Friday, 3 December 2010

Aloe Vera


Aloe vera plants are very handy little critters to have
around the home, especially if you're trying to cut down on
the amount of chemicals and toxins you are exposed to and
live more naturally.

In Great Britain, aloe vera plants are going to be found
inside your home rather than out in your garden (unless you
have a hothouse) as they are desert plants and, as you have
probably noticed, England isn't one. Aloe vera plants like a
nice, sunny position and well-drained soil, but they hate
frost.  They don't need an awful lot of feeding and
shouldn't be over-watered.  They can be treated like any
other indoor cactus or succulent... which is what they are.
Aloe vera plants also have the agreeable habit of spawning
lots of little aloe vera plants, and if you have plenty of
pots, some good potting mix and a vigorous mother plant, you
could probably come up with a few little aloe vera plants for
sale.

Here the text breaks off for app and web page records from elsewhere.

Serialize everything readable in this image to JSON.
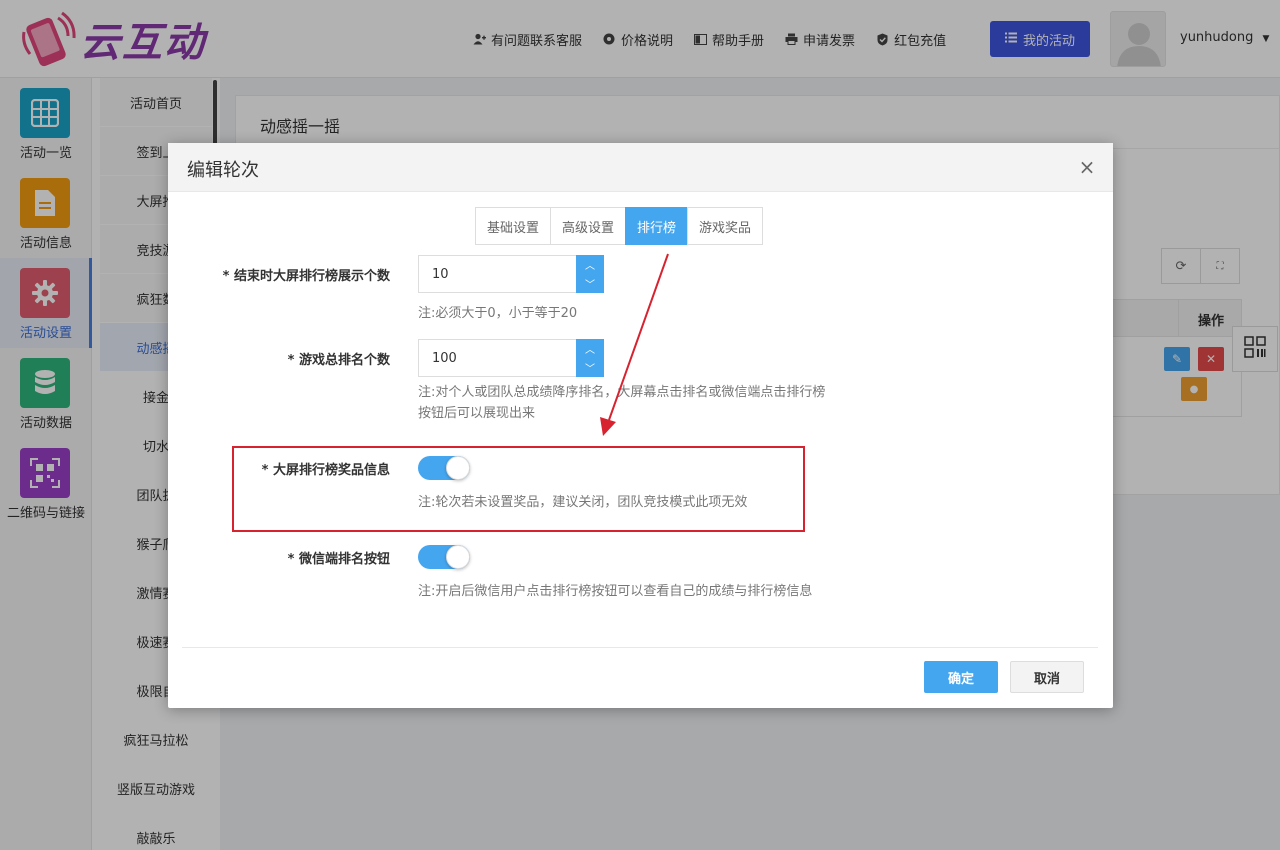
{
  "header": {
    "logo_text": "云互动",
    "nav": [
      {
        "label": "有问题联系客服",
        "icon": "user-plus-icon"
      },
      {
        "label": "价格说明",
        "icon": "gear-icon"
      },
      {
        "label": "帮助手册",
        "icon": "book-icon"
      },
      {
        "label": "申请发票",
        "icon": "printer-icon"
      },
      {
        "label": "红包充值",
        "icon": "shield-check-icon"
      }
    ],
    "my_activity": "我的活动",
    "username": "yunhudong"
  },
  "sidebar": {
    "items": [
      {
        "label": "活动一览",
        "color": "#1aa3c8",
        "icon": "grid-icon"
      },
      {
        "label": "活动信息",
        "color": "#f39c12",
        "icon": "document-icon"
      },
      {
        "label": "活动设置",
        "color": "#e05d6f",
        "icon": "gear-icon"
      },
      {
        "label": "活动数据",
        "color": "#2fb67c",
        "icon": "database-icon"
      },
      {
        "label": "二维码与链接",
        "color": "#9b3fc9",
        "icon": "qrcode-icon"
      }
    ]
  },
  "submenu": {
    "items": [
      "活动首页",
      "签到上",
      "大屏推",
      "竞技游",
      "疯狂数",
      "动感摇",
      "接金",
      "切水",
      "团队拔",
      "猴子爬",
      "激情赛",
      "极速赛",
      "极限自",
      "疯狂马拉松",
      "竖版互动游戏",
      "敲敲乐"
    ]
  },
  "content": {
    "title": "动感摇一摇",
    "table_op_header": "操作"
  },
  "modal": {
    "title": "编辑轮次",
    "close": "×",
    "tabs": [
      "基础设置",
      "高级设置",
      "排行榜",
      "游戏奖品"
    ],
    "fields": {
      "end_rank_count": {
        "label": "* 结束时大屏排行榜展示个数",
        "value": "10",
        "note": "注:必须大于0，小于等于20"
      },
      "total_rank_count": {
        "label": "* 游戏总排名个数",
        "value": "100",
        "note_line1": "注:对个人或团队总成绩降序排名，大屏幕点击排名或微信端点击排行榜",
        "note_line2": "按钮后可以展现出来"
      },
      "rank_prize_info": {
        "label": "* 大屏排行榜奖品信息",
        "enabled": true,
        "note": "注:轮次若未设置奖品，建议关闭，团队竞技模式此项无效"
      },
      "wechat_rank_button": {
        "label": "* 微信端排名按钮",
        "enabled": true,
        "note": "注:开启后微信用户点击排行榜按钮可以查看自己的成绩与排行榜信息"
      }
    },
    "ok": "确定",
    "cancel": "取消"
  },
  "colors": {
    "primary_blue": "#45a6f0",
    "nav_button": "#3d55e0",
    "annotation_red": "#d7232f"
  }
}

Unless you want to keep the little baby aloe vera plants.
Keeping them is a good idea, because once you have
discovered the uses of aloe vera, you will be using it all
the time. How do you use aloe vera? In general, what you use
is the gel.  Getting the gel is easy. Simply snap off one of
the big outside leaves or part of the leaves (OK, if you
want to be scientific and technical, what you'll be snapping
off is the stems; the actual leaves are the little spiky bits
along the edges).  Inside the leaf (we'll call it that for
convenience), you'll find a clear, clumpy pulp. Squish this
pulp up with a fingernail or a teaspoon and it will turn to
a clear gel.  This is what you will use.

What do you use aloe vera for? Occasionally, you will find
bottles and drinks at your local health food shop that
contain aloe vera and recommend it as a digestive aid and
detoxifying agent. You can use it like this, but it tastes
horribly bitter and it has a laxative effect (in fact, aloe
vera was a popular laxative or purge used in the Middle
Ages). You have been warned.

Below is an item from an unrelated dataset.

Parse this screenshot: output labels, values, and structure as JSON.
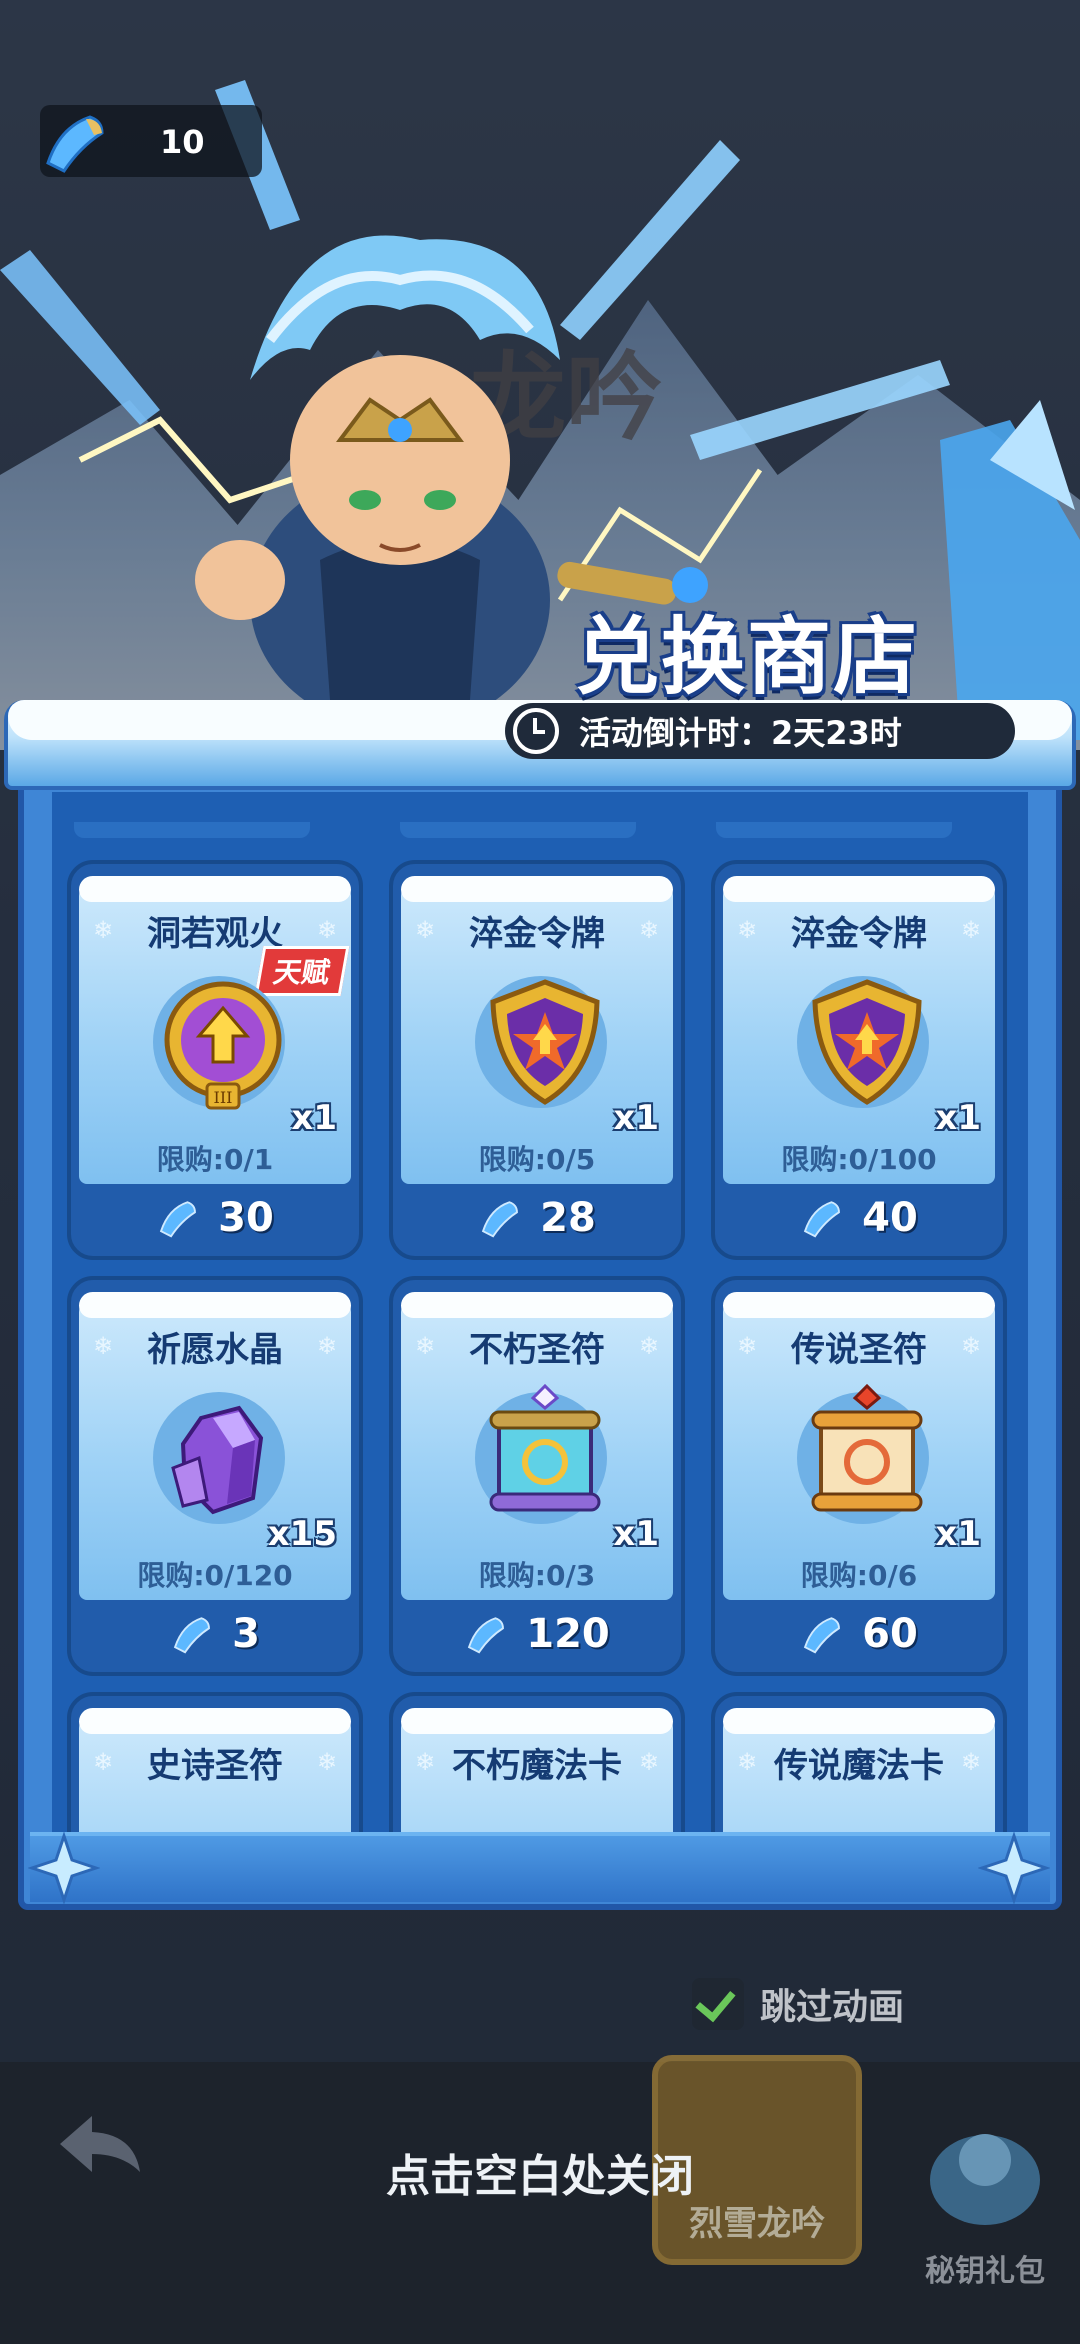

Aloe vera gel is best used externally, as it is excellent
for the skin. For everyday use, it can be used as a light
moisturiser, and it can also make a great hair gel. You
won't be able to spike a punk hairdo with aloe vera gel, but
you will be able to set curls, control a few flyaway hairs
and give a short hairdo a bit of lift. Aloe vera gel can
also be used as a sunscreen. It isn't SPF 30 or anything
like that, but it does give a little bit of protection
against excess sun exposure. Aloe vera can also be used on
the skin to help heal burns of various kinds, including
sunburn. After you have done the usual first aid treatment
for a burn (running it under cold water for 10 minutes),
then apply a thin coating of aloe vera gel.    Aloe vera is
also considered to be a good remedy for rashes, dry skin,
bruises, fungal infections and other general skin ailments.
While it may not be an absolute cure-all, it certainly won't
hurt and it will do some good for most conditions. Some
writers suggest that it should not be used on open cuts and
wounds, as it may slow the healing process - but it is fine
to use on scrapes and chapped skin.

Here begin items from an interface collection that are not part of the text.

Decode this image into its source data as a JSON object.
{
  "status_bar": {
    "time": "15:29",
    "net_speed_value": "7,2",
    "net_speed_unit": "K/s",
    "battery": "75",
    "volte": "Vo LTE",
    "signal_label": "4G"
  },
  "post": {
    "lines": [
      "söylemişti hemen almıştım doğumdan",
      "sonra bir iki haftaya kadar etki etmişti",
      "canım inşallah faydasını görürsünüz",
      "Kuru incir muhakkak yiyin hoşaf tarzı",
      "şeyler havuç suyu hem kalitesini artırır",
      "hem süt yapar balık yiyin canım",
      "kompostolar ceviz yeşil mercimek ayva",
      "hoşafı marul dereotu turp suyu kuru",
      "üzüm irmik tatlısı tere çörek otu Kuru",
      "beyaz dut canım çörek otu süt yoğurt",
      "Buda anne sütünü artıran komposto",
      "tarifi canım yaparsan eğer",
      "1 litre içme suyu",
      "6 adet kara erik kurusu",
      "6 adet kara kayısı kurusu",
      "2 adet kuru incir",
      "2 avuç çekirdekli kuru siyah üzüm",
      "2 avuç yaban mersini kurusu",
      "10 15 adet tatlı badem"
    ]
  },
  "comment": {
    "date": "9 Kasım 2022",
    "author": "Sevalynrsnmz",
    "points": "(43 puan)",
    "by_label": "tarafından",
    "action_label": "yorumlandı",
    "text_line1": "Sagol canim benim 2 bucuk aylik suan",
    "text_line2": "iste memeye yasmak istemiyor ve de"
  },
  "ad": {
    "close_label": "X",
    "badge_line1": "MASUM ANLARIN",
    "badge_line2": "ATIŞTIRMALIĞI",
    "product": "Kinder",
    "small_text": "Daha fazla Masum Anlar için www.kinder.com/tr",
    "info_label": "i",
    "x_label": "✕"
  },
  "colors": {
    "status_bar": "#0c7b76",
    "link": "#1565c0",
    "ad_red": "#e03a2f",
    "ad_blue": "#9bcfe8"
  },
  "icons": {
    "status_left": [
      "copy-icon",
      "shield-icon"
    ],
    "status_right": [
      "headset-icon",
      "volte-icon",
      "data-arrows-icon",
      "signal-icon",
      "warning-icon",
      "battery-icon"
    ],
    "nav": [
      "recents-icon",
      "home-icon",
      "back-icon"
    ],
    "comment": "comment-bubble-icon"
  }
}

About the Author:

Nick Vassilev founded Anyclean, his London based domestic
cleaning company, back in 1998. Nick is an expert on
cleaning and loves to help people with his cleaning tips,
articles and  knowledge.
If you would like to know more about his cleaning company,
please visit:
http://www.anyclean.co.uk .